• [REQUIREMENT]:
Copy each line from the data that has the word "icon" in it.

————

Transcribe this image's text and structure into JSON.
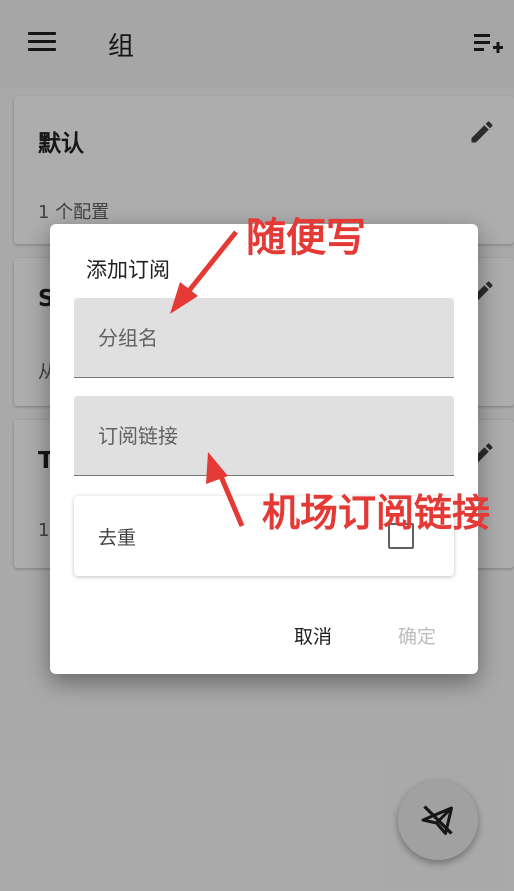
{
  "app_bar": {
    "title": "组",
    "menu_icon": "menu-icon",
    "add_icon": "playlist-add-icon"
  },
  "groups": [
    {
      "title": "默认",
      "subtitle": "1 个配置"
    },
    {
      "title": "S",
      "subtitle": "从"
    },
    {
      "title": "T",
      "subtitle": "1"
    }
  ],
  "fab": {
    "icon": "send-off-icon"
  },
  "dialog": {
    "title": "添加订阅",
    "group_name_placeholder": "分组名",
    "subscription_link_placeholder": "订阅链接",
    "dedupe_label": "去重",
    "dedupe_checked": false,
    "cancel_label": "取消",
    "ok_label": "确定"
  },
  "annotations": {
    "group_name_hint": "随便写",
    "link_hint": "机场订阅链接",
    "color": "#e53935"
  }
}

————

• [RESPONSE BOX]:
    "menu_icon": "menu-icon",
    "add_icon": "playlist-add-icon"
    "icon": "send-off-icon"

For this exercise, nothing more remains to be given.